◆ Required action: In the records below, work out how many lines hold the word "Ensemble". Report the number alone.

◆ Supplied data:
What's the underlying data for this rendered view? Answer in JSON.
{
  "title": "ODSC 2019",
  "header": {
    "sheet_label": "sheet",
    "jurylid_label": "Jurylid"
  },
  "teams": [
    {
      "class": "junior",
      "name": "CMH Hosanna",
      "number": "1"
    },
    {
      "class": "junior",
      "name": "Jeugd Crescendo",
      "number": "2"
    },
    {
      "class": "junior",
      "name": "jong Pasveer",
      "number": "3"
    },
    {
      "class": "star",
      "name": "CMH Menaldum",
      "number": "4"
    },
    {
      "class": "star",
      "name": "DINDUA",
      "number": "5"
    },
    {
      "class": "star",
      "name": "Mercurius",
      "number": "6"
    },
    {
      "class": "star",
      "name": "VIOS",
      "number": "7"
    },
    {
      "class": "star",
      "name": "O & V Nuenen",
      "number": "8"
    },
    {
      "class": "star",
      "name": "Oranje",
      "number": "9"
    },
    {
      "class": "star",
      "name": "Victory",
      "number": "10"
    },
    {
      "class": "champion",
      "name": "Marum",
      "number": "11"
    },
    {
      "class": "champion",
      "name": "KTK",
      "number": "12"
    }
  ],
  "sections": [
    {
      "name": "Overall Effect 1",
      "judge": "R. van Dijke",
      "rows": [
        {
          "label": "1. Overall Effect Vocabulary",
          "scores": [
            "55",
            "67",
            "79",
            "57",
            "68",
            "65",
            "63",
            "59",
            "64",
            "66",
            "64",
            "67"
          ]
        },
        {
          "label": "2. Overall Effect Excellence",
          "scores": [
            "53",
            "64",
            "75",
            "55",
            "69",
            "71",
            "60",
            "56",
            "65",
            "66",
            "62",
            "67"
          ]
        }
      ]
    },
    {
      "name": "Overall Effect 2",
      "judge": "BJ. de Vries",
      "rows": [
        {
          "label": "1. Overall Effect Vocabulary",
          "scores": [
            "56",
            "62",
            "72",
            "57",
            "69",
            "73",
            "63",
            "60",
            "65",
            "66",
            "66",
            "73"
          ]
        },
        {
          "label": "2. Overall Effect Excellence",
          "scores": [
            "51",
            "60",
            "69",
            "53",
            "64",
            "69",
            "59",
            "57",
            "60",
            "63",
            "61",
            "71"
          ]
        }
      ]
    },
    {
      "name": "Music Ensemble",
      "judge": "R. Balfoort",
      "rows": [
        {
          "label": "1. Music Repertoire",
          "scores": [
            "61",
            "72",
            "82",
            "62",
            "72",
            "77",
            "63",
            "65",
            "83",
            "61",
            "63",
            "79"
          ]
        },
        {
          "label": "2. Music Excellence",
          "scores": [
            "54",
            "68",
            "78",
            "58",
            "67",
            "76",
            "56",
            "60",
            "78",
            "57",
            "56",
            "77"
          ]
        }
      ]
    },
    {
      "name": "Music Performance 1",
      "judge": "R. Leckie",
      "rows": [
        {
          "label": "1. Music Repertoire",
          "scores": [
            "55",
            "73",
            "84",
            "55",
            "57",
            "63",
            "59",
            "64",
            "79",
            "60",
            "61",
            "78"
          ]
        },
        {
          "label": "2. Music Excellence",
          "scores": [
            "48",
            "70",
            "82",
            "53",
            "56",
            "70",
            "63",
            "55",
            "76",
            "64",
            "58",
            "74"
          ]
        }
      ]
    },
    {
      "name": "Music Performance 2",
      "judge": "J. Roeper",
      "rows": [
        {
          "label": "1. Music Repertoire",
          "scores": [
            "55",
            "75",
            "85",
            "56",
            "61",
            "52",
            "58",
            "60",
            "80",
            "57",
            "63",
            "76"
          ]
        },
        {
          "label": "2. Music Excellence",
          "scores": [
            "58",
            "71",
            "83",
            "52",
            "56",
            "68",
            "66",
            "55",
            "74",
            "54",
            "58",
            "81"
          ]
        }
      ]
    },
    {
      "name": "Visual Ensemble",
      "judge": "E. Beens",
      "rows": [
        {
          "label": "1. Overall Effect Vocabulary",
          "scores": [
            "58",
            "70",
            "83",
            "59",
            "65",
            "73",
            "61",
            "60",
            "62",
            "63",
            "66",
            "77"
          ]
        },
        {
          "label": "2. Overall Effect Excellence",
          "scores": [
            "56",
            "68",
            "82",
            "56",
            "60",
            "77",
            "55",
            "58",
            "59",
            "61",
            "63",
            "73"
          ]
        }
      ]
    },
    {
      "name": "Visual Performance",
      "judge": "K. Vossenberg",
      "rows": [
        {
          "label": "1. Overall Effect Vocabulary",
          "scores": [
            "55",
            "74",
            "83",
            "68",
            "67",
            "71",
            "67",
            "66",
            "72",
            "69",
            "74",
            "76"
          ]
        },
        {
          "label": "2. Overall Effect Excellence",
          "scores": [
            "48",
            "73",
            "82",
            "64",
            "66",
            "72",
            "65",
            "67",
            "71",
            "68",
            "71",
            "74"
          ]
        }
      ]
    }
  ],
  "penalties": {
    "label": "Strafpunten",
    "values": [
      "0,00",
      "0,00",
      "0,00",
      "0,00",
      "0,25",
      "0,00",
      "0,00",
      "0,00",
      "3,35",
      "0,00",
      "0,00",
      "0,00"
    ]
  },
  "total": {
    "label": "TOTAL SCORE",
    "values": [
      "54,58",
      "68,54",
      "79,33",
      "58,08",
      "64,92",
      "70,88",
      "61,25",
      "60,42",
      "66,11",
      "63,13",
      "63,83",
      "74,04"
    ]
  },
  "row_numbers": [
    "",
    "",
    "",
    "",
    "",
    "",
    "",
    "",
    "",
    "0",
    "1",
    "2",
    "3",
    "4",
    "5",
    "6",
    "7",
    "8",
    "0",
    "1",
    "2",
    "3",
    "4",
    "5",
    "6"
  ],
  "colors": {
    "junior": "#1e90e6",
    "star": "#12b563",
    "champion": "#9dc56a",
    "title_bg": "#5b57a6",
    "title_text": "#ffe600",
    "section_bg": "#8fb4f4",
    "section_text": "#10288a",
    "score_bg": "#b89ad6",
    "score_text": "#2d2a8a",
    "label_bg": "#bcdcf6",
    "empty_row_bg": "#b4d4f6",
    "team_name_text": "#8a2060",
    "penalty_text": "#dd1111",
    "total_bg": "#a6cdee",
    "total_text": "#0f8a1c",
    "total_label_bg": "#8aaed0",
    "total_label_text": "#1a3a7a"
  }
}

◆ Solved problem: 2